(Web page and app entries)
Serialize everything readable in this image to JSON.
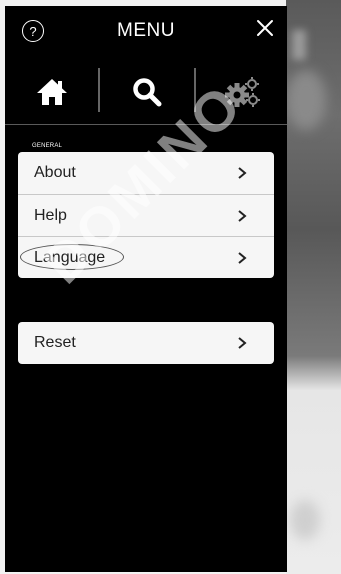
{
  "header": {
    "help_glyph": "?",
    "title": "MENU",
    "close_icon": "close-icon"
  },
  "tabs": [
    {
      "icon": "home-icon",
      "active": true
    },
    {
      "icon": "search-icon",
      "active": true
    },
    {
      "icon": "gears-icon",
      "active": false
    }
  ],
  "general": {
    "section_label": "GENERAL",
    "items": [
      {
        "label": "About"
      },
      {
        "label": "Help"
      },
      {
        "label": "Language",
        "highlighted": true
      }
    ]
  },
  "reset": {
    "label": "Reset"
  },
  "watermark": "DOMINO",
  "colors": {
    "panel": "#000000",
    "card": "#f6f6f6",
    "text": "#222222",
    "icon_active": "#ffffff",
    "icon_inactive": "#8a8a8a"
  }
}
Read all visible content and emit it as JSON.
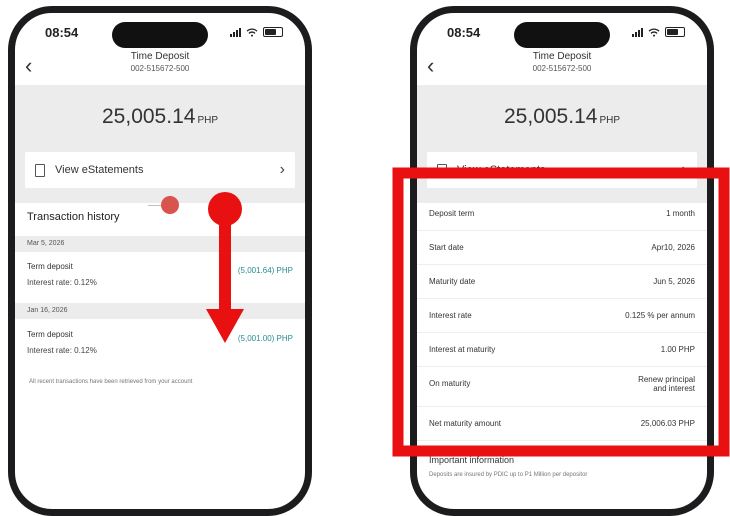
{
  "status_bar": {
    "time": "08:54"
  },
  "header": {
    "title": "Time Deposit",
    "account_number": "002-515672-500",
    "back_icon": "chevron-left-icon"
  },
  "balance": {
    "amount": "25,005.14",
    "currency": "PHP"
  },
  "estatements": {
    "label": "View eStatements"
  },
  "transactions": {
    "title": "Transaction history",
    "groups": [
      {
        "date": "Mar 5, 2026",
        "name": "Term deposit",
        "rate": "Interest rate: 0.12%",
        "amount": "(5,001.64) PHP"
      },
      {
        "date": "Jan 16, 2026",
        "name": "Term deposit",
        "rate": "Interest rate: 0.12%",
        "amount": "(5,001.00) PHP"
      }
    ],
    "footnote": "All recent transactions have been retrieved from your account"
  },
  "details": [
    {
      "label": "Deposit term",
      "value": "1 month"
    },
    {
      "label": "Start date",
      "value": "Apr10, 2026"
    },
    {
      "label": "Maturity date",
      "value": "Jun 5, 2026"
    },
    {
      "label": "Interest rate",
      "value": "0.125 % per annum"
    },
    {
      "label": "Interest at maturity",
      "value": "1.00 PHP"
    },
    {
      "label": "On maturity",
      "value_line1": "Renew principal",
      "value_line2": "and interest"
    },
    {
      "label": "Net maturity amount",
      "value": "25,006.03 PHP"
    }
  ],
  "important": {
    "title": "Important information",
    "body": "Deposits are insured by PDIC up to P1 Million per depositor"
  },
  "colors": {
    "highlight": "#e81010",
    "arrow": "#e81010",
    "amount_teal": "#2b8c8c",
    "page_grey": "#ececec"
  }
}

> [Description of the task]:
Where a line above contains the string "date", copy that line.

> [Written solution]:
        "date": "Mar 5, 2026",
        "date": "Jan 16, 2026",
      "label": "Start date",
      "label": "Maturity date",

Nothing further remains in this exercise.